■ **Record excerpts**:
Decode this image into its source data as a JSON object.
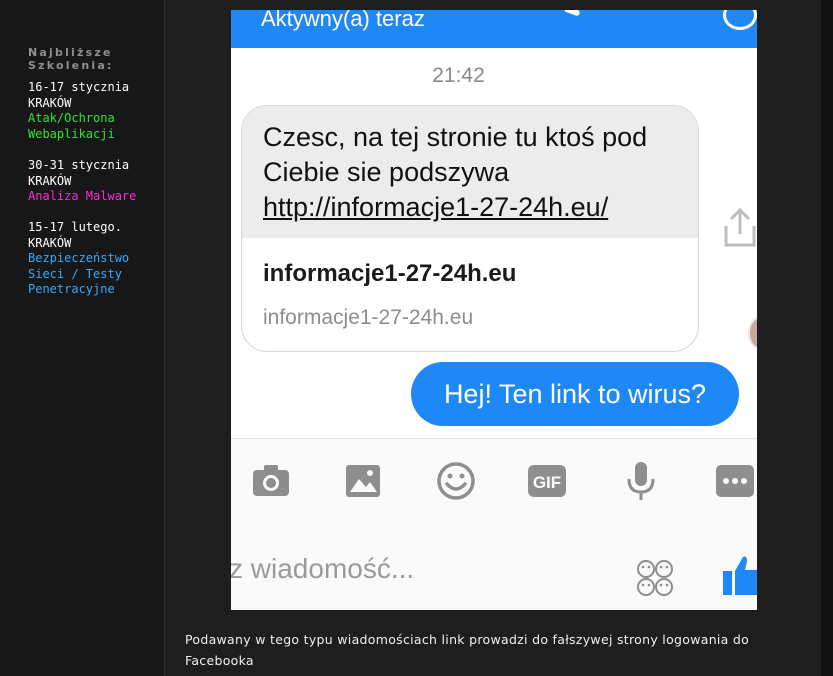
{
  "sidebar": {
    "heading": "Najbliższe Szkolenia:",
    "events": [
      {
        "date": "16-17 stycznia",
        "city": "KRAKÓW",
        "course": "Atak/Ochrona Webaplikacji",
        "color": "#36e03a"
      },
      {
        "date": "30-31 stycznia",
        "city": "KRAKÓW",
        "course": "Analiza Malware",
        "color": "#ff2bd6"
      },
      {
        "date": "15-17 lutego.",
        "city": "KRAKÓW",
        "course": "Bezpieczeństwo Sieci / Testy Penetracyjne",
        "color": "#39a7ff"
      }
    ]
  },
  "messenger": {
    "status": "Aktywny(a) teraz",
    "time": "21:42",
    "incoming_text": "Czesc, na tej stronie tu ktoś pod Ciebie sie podszywa ",
    "incoming_link": "http://informacje1-27-24h.eu/",
    "preview_title": "informacje1-27-24h.eu",
    "preview_domain": "informacje1-27-24h.eu",
    "outgoing_text": "Hej! Ten link to wirus?",
    "compose_placeholder": "z wiadomość...",
    "gif_label": "GIF",
    "accent": "#1e88f7",
    "icons": [
      "camera-icon",
      "photo-icon",
      "emoji-icon",
      "gif-icon",
      "microphone-icon",
      "more-icon",
      "sticker-icon",
      "thumbs-up-icon",
      "share-icon"
    ]
  },
  "caption": "Podawany w tego typu wiadomościach link prowadzi do fałszywej strony logowania do Facebooka"
}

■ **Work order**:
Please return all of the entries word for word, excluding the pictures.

■ **Your response**:
Decode this image into its source data as a JSON object.
{
  "sidebar": {
    "heading": "Najbliższe Szkolenia:",
    "events": [
      {
        "date": "16-17 stycznia",
        "city": "KRAKÓW",
        "course": "Atak/Ochrona Webaplikacji",
        "color": "#36e03a"
      },
      {
        "date": "30-31 stycznia",
        "city": "KRAKÓW",
        "course": "Analiza Malware",
        "color": "#ff2bd6"
      },
      {
        "date": "15-17 lutego.",
        "city": "KRAKÓW",
        "course": "Bezpieczeństwo Sieci / Testy Penetracyjne",
        "color": "#39a7ff"
      }
    ]
  },
  "messenger": {
    "status": "Aktywny(a) teraz",
    "time": "21:42",
    "incoming_text": "Czesc, na tej stronie tu ktoś pod Ciebie sie podszywa ",
    "incoming_link": "http://informacje1-27-24h.eu/",
    "preview_title": "informacje1-27-24h.eu",
    "preview_domain": "informacje1-27-24h.eu",
    "outgoing_text": "Hej! Ten link to wirus?",
    "compose_placeholder": "z wiadomość...",
    "gif_label": "GIF",
    "accent": "#1e88f7",
    "icons": [
      "camera-icon",
      "photo-icon",
      "emoji-icon",
      "gif-icon",
      "microphone-icon",
      "more-icon",
      "sticker-icon",
      "thumbs-up-icon",
      "share-icon"
    ]
  },
  "caption": "Podawany w tego typu wiadomościach link prowadzi do fałszywej strony logowania do Facebooka"
}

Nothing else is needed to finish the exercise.